Jantikalu are one of these eternally popular “crunchy munchies” that you will find in most Andhra homes. As a child, I used to wait for the time when Amma would say let us make Jantikalu because it meant an afternoon of fun.
Amma would also make a huge batch that would last for more than a week as tiffin for “small recess” in school. 🙂
Jantikala Gottam/Murukku Press
- Biyyam Pindi/Chawal ka Atta/Rice Flour – 2 Cups
- Senaga Pindi/Besan/Gram Flour – 1 Cup
- Red Chilli Powder – 2 tsp
- Ghee – 1 tbsp (For vegan version replace with oil)
- Vaamu/Ajwain/Carrom Seeds – 1 tsp
- Salt – 1.25 tsp (or to Taste)
- Oil for Frying – 2 Cups
- Sieve the rice flour, gram flour, salt, and chilli powder together.

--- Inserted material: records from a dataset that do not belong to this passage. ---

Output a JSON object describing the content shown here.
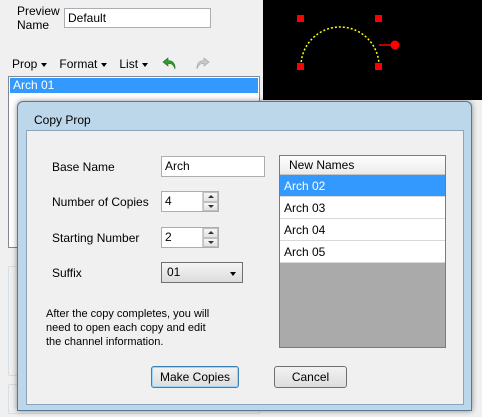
{
  "editor": {
    "preview_name_label": "Preview Name",
    "preview_name_value": "Default",
    "menu": [
      "Prop",
      "Format",
      "List"
    ],
    "prop_list": [
      "Arch 01"
    ]
  },
  "canvas": {
    "background": "#000000",
    "arc_color": "#ffff00",
    "handle_color": "#ff0000"
  },
  "dialog": {
    "title": "Copy Prop",
    "base_name_label": "Base Name",
    "base_name_value": "Arch",
    "copies_label": "Number of Copies",
    "copies_value": "4",
    "start_label": "Starting Number",
    "start_value": "2",
    "suffix_label": "Suffix",
    "suffix_value": "01",
    "note_line1": "After the copy completes, you will",
    "note_line2": "need to open each copy and edit",
    "note_line3": "the channel information.",
    "names_header": "New Names",
    "names": [
      "Arch 02",
      "Arch 03",
      "Arch 04",
      "Arch 05"
    ],
    "make_copies_label": "Make Copies",
    "cancel_label": "Cancel",
    "selection_color": "#3399ff"
  }
}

- Add the carom seeds to the sieved flour mix.
- Mix well.
- Heat the ghee to melt it completely.
- Add to the sieved flour and mix well.
- Gradually add water and create a firm, but malleable dough.
- Divide the dough into four equal parts.
- In a kadai/wok, heat the oil till it is hot.
- Turn down the heat to medium-low.
- Fill the jantikala gottam with one part of the dough.
- Using a circular motion, slowly press the jantikalu into the hot oil to form a round shape.
- Over medium heat, fry till the Jantikalu are light brown.
- Gently turn over and fry till golden brown. Each batch takes about 10 to 15 minutes.
- Lift out of the oil and let the oil drain out.
Place on an absorbent kitchen towel.
- Store in an air-tight container.
- Enjoy with a hot cup of tea or coffee! 🙂
- The dough should be slightly softer than chapati atta so that it passes easily through the jantikalu gottam/murukku press.
- Beware of making the dough too soft as then it will simply absorb lots of water during the frying process and not be crisp but oily and soggy.
- Taste the dough to ensure there is enough salt. It should feel as though salt is “just short of being enough.” The salty taste is enhanced after frying.
- Make the jantikalu as soon as you make the dough otherwise it dries out.
- To ensure that the hot enough, roll a pinch of dough into a small bead/ball using your fingers and drop it into the oil.
- It should first settle at the bottom and then rise slowly to the top as it fries.
- If the ball of dough rises immediately to the top, then the oil is too hot.
- When the oil is too hot, the Jantikalu will fry from the outside but will remain uncooked or soft on the inside.